Saved entries
++++++++++++++++++++

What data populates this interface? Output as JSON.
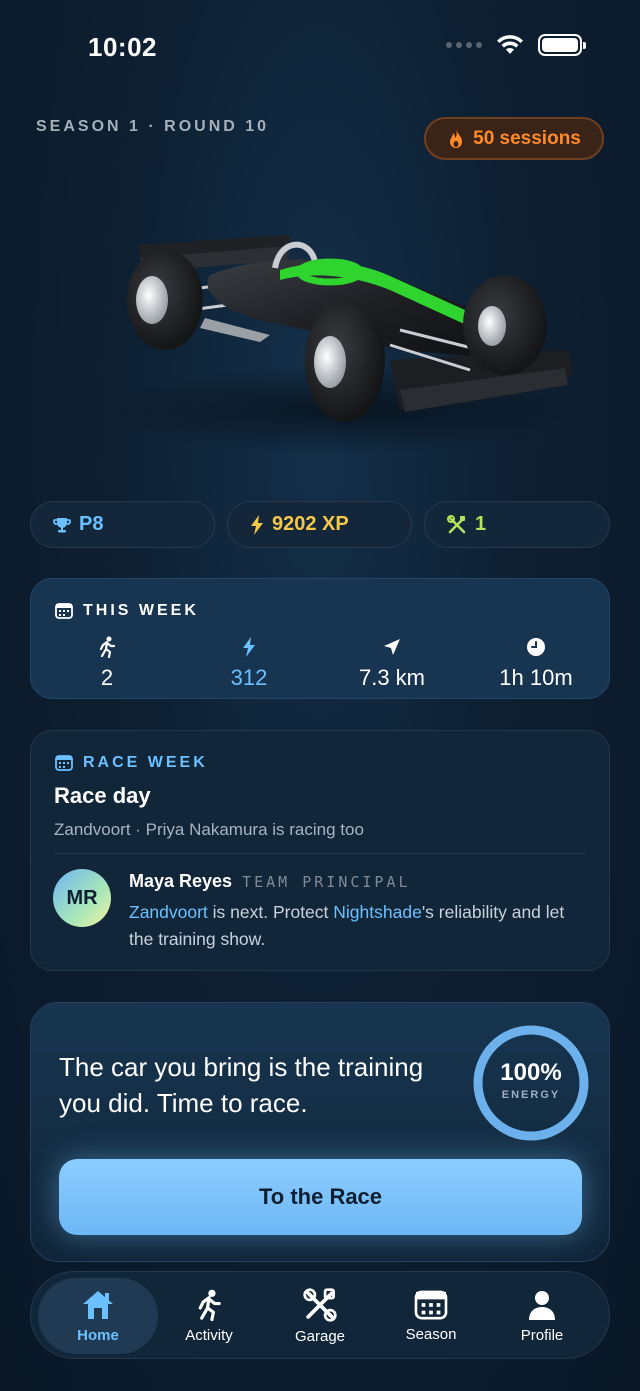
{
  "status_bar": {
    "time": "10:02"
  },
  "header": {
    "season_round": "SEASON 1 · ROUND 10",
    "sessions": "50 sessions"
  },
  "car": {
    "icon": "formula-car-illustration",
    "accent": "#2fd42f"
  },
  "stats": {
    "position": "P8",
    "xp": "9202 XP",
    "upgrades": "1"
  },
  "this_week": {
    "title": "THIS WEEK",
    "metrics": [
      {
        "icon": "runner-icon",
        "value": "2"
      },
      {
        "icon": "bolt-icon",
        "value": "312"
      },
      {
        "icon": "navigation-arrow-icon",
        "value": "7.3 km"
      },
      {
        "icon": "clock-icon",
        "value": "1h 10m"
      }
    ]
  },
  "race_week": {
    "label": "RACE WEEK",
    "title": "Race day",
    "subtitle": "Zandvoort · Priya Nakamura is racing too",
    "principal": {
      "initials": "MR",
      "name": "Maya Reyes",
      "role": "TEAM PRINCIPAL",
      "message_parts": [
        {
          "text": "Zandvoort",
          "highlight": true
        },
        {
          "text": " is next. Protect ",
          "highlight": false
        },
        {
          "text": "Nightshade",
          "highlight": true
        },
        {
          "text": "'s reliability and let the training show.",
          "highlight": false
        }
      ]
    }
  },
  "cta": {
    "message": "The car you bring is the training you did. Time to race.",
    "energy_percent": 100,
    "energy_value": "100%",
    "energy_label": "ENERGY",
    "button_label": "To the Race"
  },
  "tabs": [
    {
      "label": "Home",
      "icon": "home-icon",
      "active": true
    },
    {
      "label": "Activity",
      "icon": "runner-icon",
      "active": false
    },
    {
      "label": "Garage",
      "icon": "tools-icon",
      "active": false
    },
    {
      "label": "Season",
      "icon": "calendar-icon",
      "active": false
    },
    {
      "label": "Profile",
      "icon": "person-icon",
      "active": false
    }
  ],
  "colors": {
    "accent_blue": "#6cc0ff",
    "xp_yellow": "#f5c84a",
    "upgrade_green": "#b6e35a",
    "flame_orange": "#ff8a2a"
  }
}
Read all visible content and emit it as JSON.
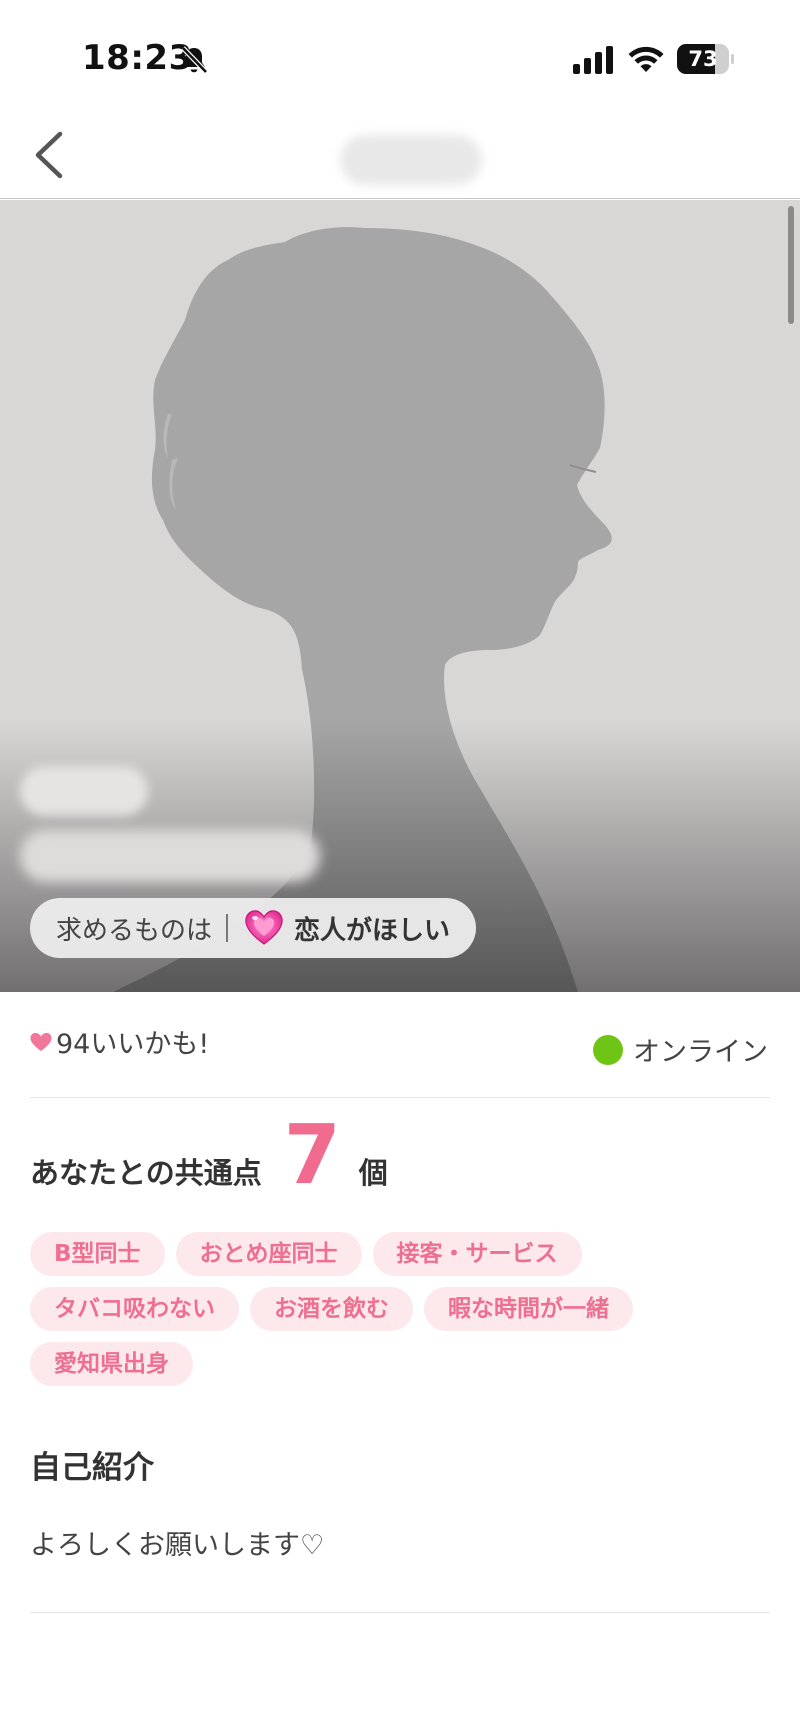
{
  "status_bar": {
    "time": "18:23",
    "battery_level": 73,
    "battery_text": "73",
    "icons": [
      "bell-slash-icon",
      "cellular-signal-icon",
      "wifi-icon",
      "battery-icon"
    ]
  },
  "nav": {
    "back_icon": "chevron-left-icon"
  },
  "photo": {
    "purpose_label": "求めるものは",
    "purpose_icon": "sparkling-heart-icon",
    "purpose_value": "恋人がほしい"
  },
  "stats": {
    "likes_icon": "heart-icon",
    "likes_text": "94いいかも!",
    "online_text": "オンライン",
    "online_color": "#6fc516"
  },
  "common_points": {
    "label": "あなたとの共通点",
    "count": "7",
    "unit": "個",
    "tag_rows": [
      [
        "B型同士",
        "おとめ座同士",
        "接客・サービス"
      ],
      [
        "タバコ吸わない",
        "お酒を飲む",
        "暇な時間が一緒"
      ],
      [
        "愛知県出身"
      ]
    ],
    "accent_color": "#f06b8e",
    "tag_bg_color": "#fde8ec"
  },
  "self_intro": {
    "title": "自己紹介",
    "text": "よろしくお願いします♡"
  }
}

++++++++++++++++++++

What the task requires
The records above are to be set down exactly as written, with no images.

Written solution
What data populates this interface? Output as JSON.
{
  "status_bar": {
    "time": "10:02"
  },
  "header": {
    "season_round": "SEASON 1 · ROUND 10",
    "sessions": "50 sessions"
  },
  "car": {
    "icon": "formula-car-illustration",
    "accent": "#2fd42f"
  },
  "stats": {
    "position": "P8",
    "xp": "9202 XP",
    "upgrades": "1"
  },
  "this_week": {
    "title": "THIS WEEK",
    "metrics": [
      {
        "icon": "runner-icon",
        "value": "2"
      },
      {
        "icon": "bolt-icon",
        "value": "312"
      },
      {
        "icon": "navigation-arrow-icon",
        "value": "7.3 km"
      },
      {
        "icon": "clock-icon",
        "value": "1h 10m"
      }
    ]
  },
  "race_week": {
    "label": "RACE WEEK",
    "title": "Race day",
    "subtitle": "Zandvoort · Priya Nakamura is racing too",
    "principal": {
      "initials": "MR",
      "name": "Maya Reyes",
      "role": "TEAM PRINCIPAL",
      "message_parts": [
        {
          "text": "Zandvoort",
          "highlight": true
        },
        {
          "text": " is next. Protect ",
          "highlight": false
        },
        {
          "text": "Nightshade",
          "highlight": true
        },
        {
          "text": "'s reliability and let the training show.",
          "highlight": false
        }
      ]
    }
  },
  "cta": {
    "message": "The car you bring is the training you did. Time to race.",
    "energy_percent": 100,
    "energy_value": "100%",
    "energy_label": "ENERGY",
    "button_label": "To the Race"
  },
  "tabs": [
    {
      "label": "Home",
      "icon": "home-icon",
      "active": true
    },
    {
      "label": "Activity",
      "icon": "runner-icon",
      "active": false
    },
    {
      "label": "Garage",
      "icon": "tools-icon",
      "active": false
    },
    {
      "label": "Season",
      "icon": "calendar-icon",
      "active": false
    },
    {
      "label": "Profile",
      "icon": "person-icon",
      "active": false
    }
  ],
  "colors": {
    "accent_blue": "#6cc0ff",
    "xp_yellow": "#f5c84a",
    "upgrade_green": "#b6e35a",
    "flame_orange": "#ff8a2a"
  }
}
Read all visible content and emit it as JSON.
{
  "status_bar": {
    "time": "18:23",
    "battery_level": 73,
    "battery_text": "73",
    "icons": [
      "bell-slash-icon",
      "cellular-signal-icon",
      "wifi-icon",
      "battery-icon"
    ]
  },
  "nav": {
    "back_icon": "chevron-left-icon"
  },
  "photo": {
    "purpose_label": "求めるものは",
    "purpose_icon": "sparkling-heart-icon",
    "purpose_value": "恋人がほしい"
  },
  "stats": {
    "likes_icon": "heart-icon",
    "likes_text": "94いいかも!",
    "online_text": "オンライン",
    "online_color": "#6fc516"
  },
  "common_points": {
    "label": "あなたとの共通点",
    "count": "7",
    "unit": "個",
    "tag_rows": [
      [
        "B型同士",
        "おとめ座同士",
        "接客・サービス"
      ],
      [
        "タバコ吸わない",
        "お酒を飲む",
        "暇な時間が一緒"
      ],
      [
        "愛知県出身"
      ]
    ],
    "accent_color": "#f06b8e",
    "tag_bg_color": "#fde8ec"
  },
  "self_intro": {
    "title": "自己紹介",
    "text": "よろしくお願いします♡"
  }
}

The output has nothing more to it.